Requirement: Each record must be repeated exactly as it stands.

Interface dataset entries:
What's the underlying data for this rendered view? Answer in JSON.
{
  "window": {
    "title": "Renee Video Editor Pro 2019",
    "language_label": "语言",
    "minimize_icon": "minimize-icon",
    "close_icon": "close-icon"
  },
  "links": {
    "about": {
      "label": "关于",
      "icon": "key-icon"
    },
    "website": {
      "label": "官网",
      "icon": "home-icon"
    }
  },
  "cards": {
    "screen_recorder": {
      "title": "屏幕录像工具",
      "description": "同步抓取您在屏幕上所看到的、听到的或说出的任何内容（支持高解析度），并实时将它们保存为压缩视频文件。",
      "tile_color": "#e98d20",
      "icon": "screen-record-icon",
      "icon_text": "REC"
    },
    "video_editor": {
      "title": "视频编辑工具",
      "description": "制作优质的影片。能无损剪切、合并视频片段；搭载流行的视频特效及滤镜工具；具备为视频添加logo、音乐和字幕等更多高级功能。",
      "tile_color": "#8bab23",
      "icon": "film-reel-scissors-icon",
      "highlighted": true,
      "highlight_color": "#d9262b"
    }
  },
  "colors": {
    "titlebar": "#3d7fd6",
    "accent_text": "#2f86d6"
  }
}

Solution to the exercise:
What's the underlying data for this rendered view? Answer in JSON.
{
  "window": {
    "title": "Renee Video Editor Pro 2019",
    "language_label": "语言",
    "minimize_icon": "minimize-icon",
    "close_icon": "close-icon"
  },
  "links": {
    "about": {
      "label": "关于",
      "icon": "key-icon"
    },
    "website": {
      "label": "官网",
      "icon": "home-icon"
    }
  },
  "cards": {
    "screen_recorder": {
      "title": "屏幕录像工具",
      "description": "同步抓取您在屏幕上所看到的、听到的或说出的任何内容（支持高解析度），并实时将它们保存为压缩视频文件。",
      "tile_color": "#e98d20",
      "icon": "screen-record-icon",
      "icon_text": "REC"
    },
    "video_editor": {
      "title": "视频编辑工具",
      "description": "制作优质的影片。能无损剪切、合并视频片段；搭载流行的视频特效及滤镜工具；具备为视频添加logo、音乐和字幕等更多高级功能。",
      "tile_color": "#8bab23",
      "icon": "film-reel-scissors-icon",
      "highlighted": true,
      "highlight_color": "#d9262b"
    }
  },
  "colors": {
    "titlebar": "#3d7fd6",
    "accent_text": "#2f86d6"
  }
}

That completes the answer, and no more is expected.